--- Description of the task ---
Only the text is wanted; write out each record below exactly and exclude all pictures.

═════ Information supplied

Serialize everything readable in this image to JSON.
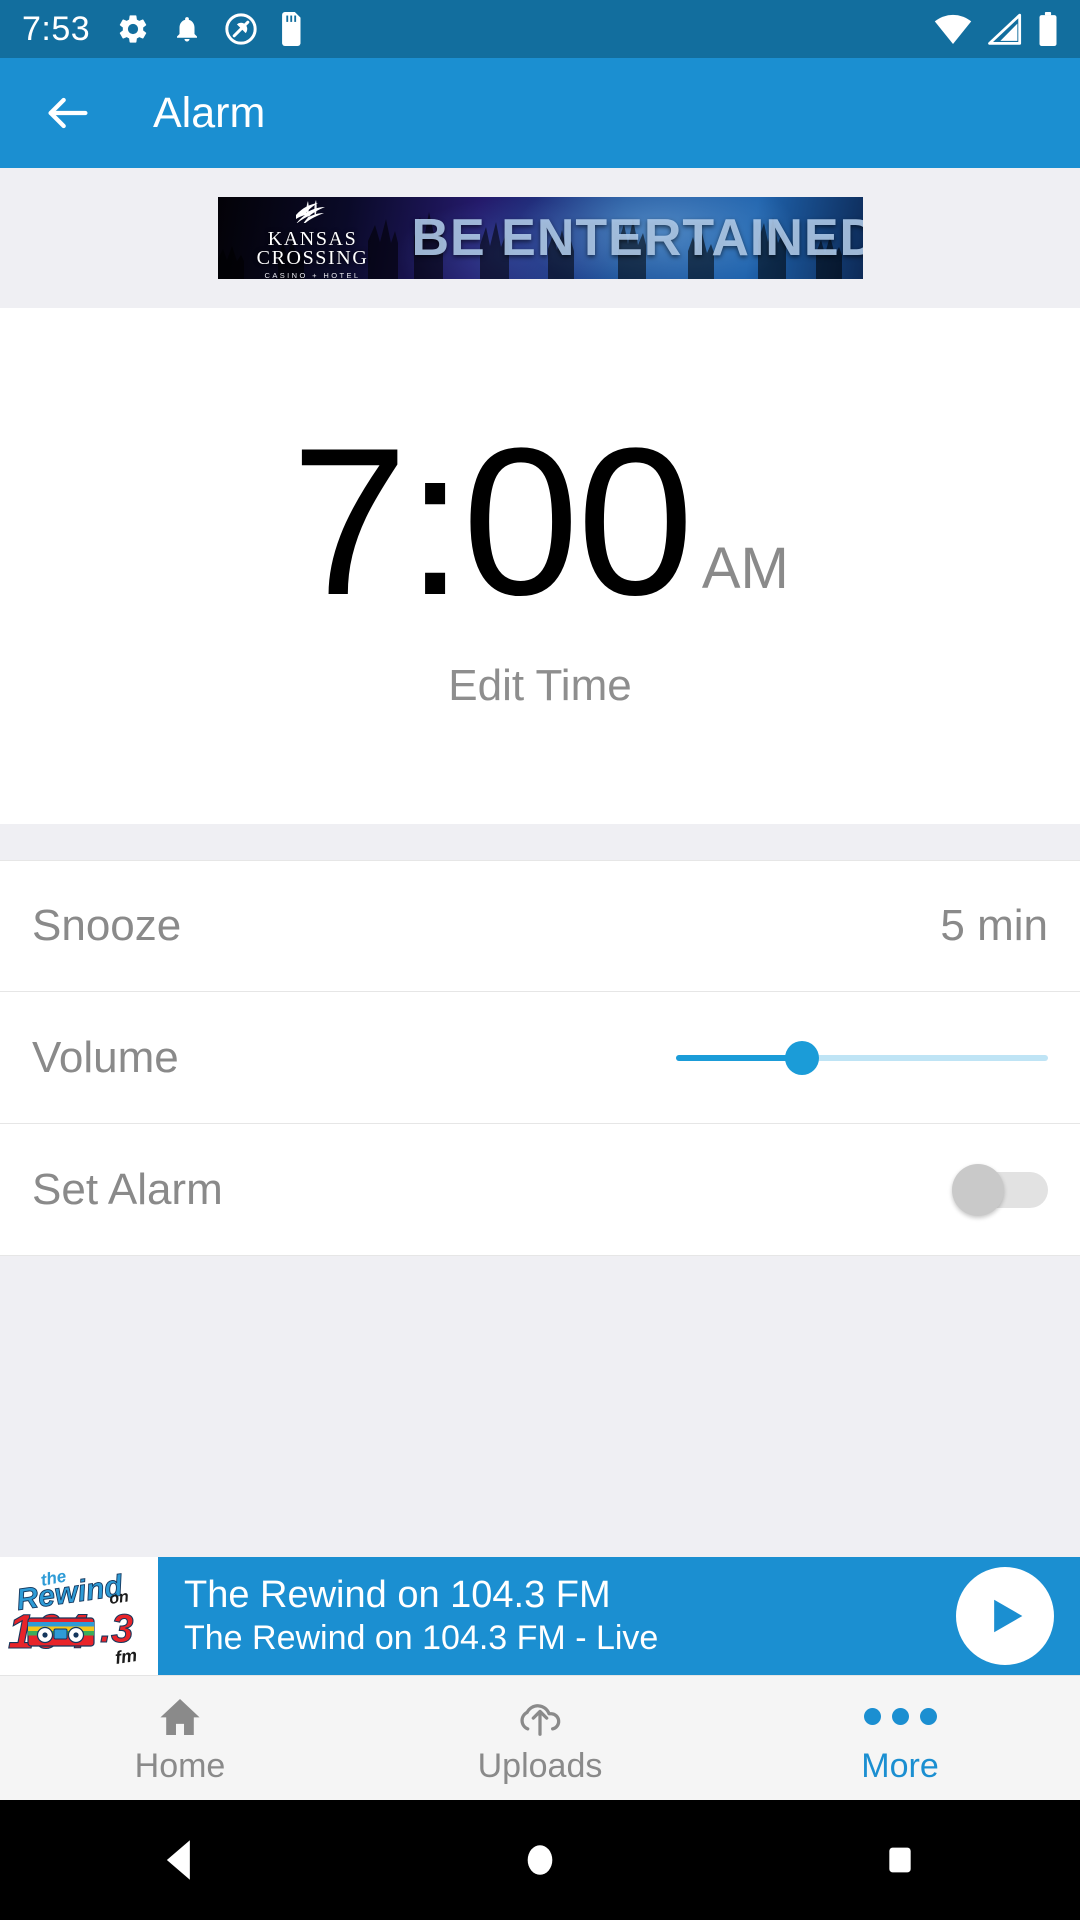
{
  "status_bar": {
    "time": "7:53",
    "background_color": "#126E9E",
    "left_icons": [
      "gear-icon",
      "bell-icon",
      "do-not-disturb-icon",
      "sd-card-icon"
    ],
    "right_icons": [
      "wifi-icon",
      "cellular-signal-icon",
      "battery-icon"
    ]
  },
  "app_bar": {
    "title": "Alarm",
    "back_icon": "arrow-left-icon",
    "background_color": "#1B8FD1"
  },
  "advertisement": {
    "brand": "KANSAS CROSSING",
    "brand_line_1": "KANSAS",
    "brand_line_2": "CROSSING",
    "brand_sub": "CASINO + HOTEL",
    "headline": "BE ENTERTAINED"
  },
  "alarm": {
    "time": "7:00",
    "meridiem": "AM",
    "edit_label": "Edit Time"
  },
  "settings": {
    "rows": [
      {
        "label": "Snooze",
        "value": "5 min",
        "type": "value"
      },
      {
        "label": "Volume",
        "type": "slider",
        "fill_percent": 34
      },
      {
        "label": "Set Alarm",
        "type": "toggle",
        "enabled": "off"
      }
    ]
  },
  "player": {
    "title": "The Rewind on 104.3 FM",
    "subtitle": "The Rewind on 104.3 FM - Live",
    "play_icon": "play-icon",
    "artwork": {
      "line_the": "the",
      "line_rewind": "Rewind",
      "line_on": "on",
      "line_number": "104.3",
      "line_fm": "fm"
    },
    "accent_color": "#1B8FD1"
  },
  "bottom_nav": {
    "items": [
      {
        "label": "Home",
        "icon": "home-icon",
        "active": "false"
      },
      {
        "label": "Uploads",
        "icon": "cloud-upload-icon",
        "active": "false"
      },
      {
        "label": "More",
        "icon": "more-dots-icon",
        "active": "true"
      }
    ],
    "active_color": "#1B8FD1"
  },
  "android_nav": {
    "buttons": [
      "back-triangle-icon",
      "home-circle-icon",
      "recents-square-icon"
    ]
  }
}
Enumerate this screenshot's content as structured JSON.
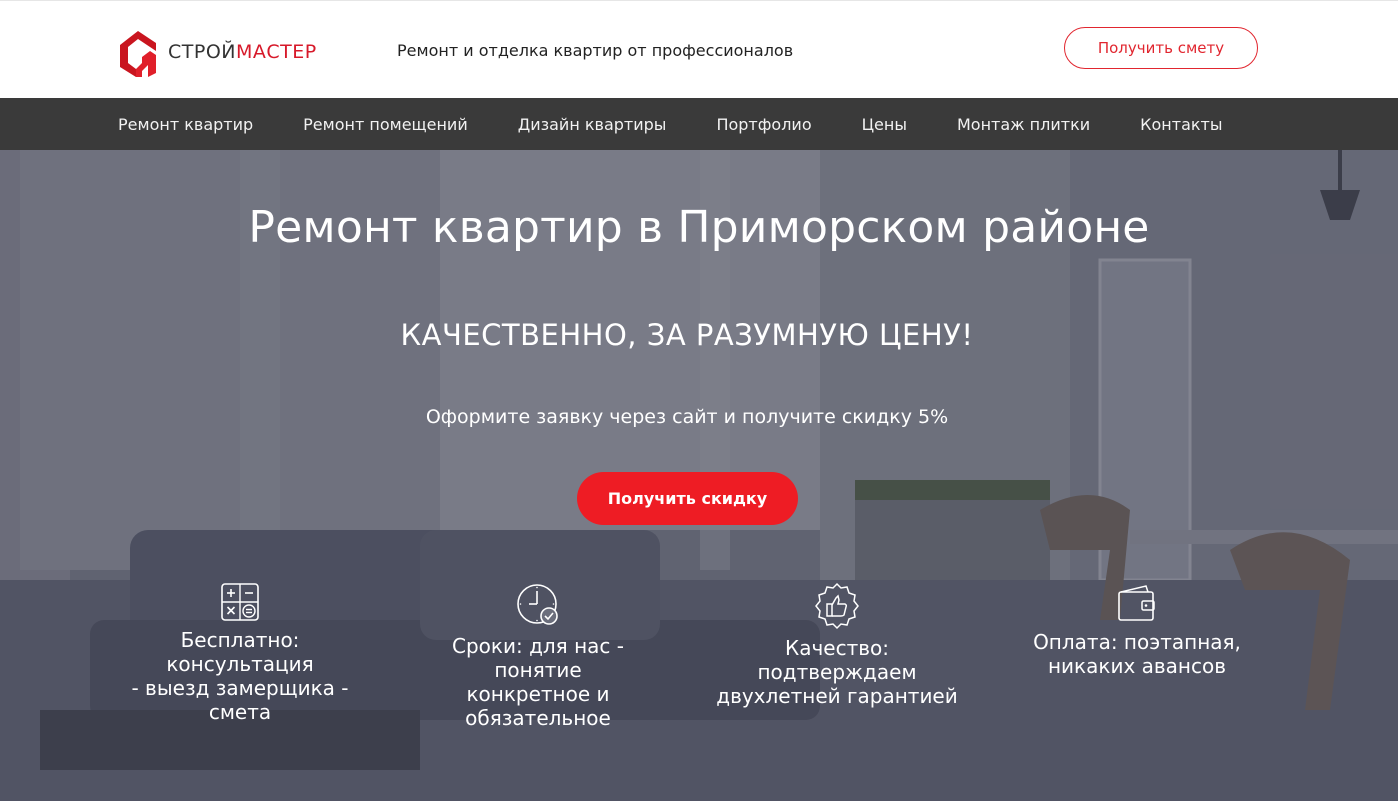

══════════

--- Written solution ---
Serialize everything readable in this image to JSON.
{
  "status_bar": {
    "time": "7:53",
    "background_color": "#126E9E",
    "left_icons": [
      "gear-icon",
      "bell-icon",
      "do-not-disturb-icon",
      "sd-card-icon"
    ],
    "right_icons": [
      "wifi-icon",
      "cellular-signal-icon",
      "battery-icon"
    ]
  },
  "app_bar": {
    "title": "Alarm",
    "back_icon": "arrow-left-icon",
    "background_color": "#1B8FD1"
  },
  "advertisement": {
    "brand": "KANSAS CROSSING",
    "brand_line_1": "KANSAS",
    "brand_line_2": "CROSSING",
    "brand_sub": "CASINO + HOTEL",
    "headline": "BE ENTERTAINED"
  },
  "alarm": {
    "time": "7:00",
    "meridiem": "AM",
    "edit_label": "Edit Time"
  },
  "settings": {
    "rows": [
      {
        "label": "Snooze",
        "value": "5 min",
        "type": "value"
      },
      {
        "label": "Volume",
        "type": "slider",
        "fill_percent": 34
      },
      {
        "label": "Set Alarm",
        "type": "toggle",
        "enabled": "off"
      }
    ]
  },
  "player": {
    "title": "The Rewind on 104.3 FM",
    "subtitle": "The Rewind on 104.3 FM - Live",
    "play_icon": "play-icon",
    "artwork": {
      "line_the": "the",
      "line_rewind": "Rewind",
      "line_on": "on",
      "line_number": "104.3",
      "line_fm": "fm"
    },
    "accent_color": "#1B8FD1"
  },
  "bottom_nav": {
    "items": [
      {
        "label": "Home",
        "icon": "home-icon",
        "active": "false"
      },
      {
        "label": "Uploads",
        "icon": "cloud-upload-icon",
        "active": "false"
      },
      {
        "label": "More",
        "icon": "more-dots-icon",
        "active": "true"
      }
    ],
    "active_color": "#1B8FD1"
  },
  "android_nav": {
    "buttons": [
      "back-triangle-icon",
      "home-circle-icon",
      "recents-square-icon"
    ]
  }
}
Enumerate this screenshot's content as structured JSON.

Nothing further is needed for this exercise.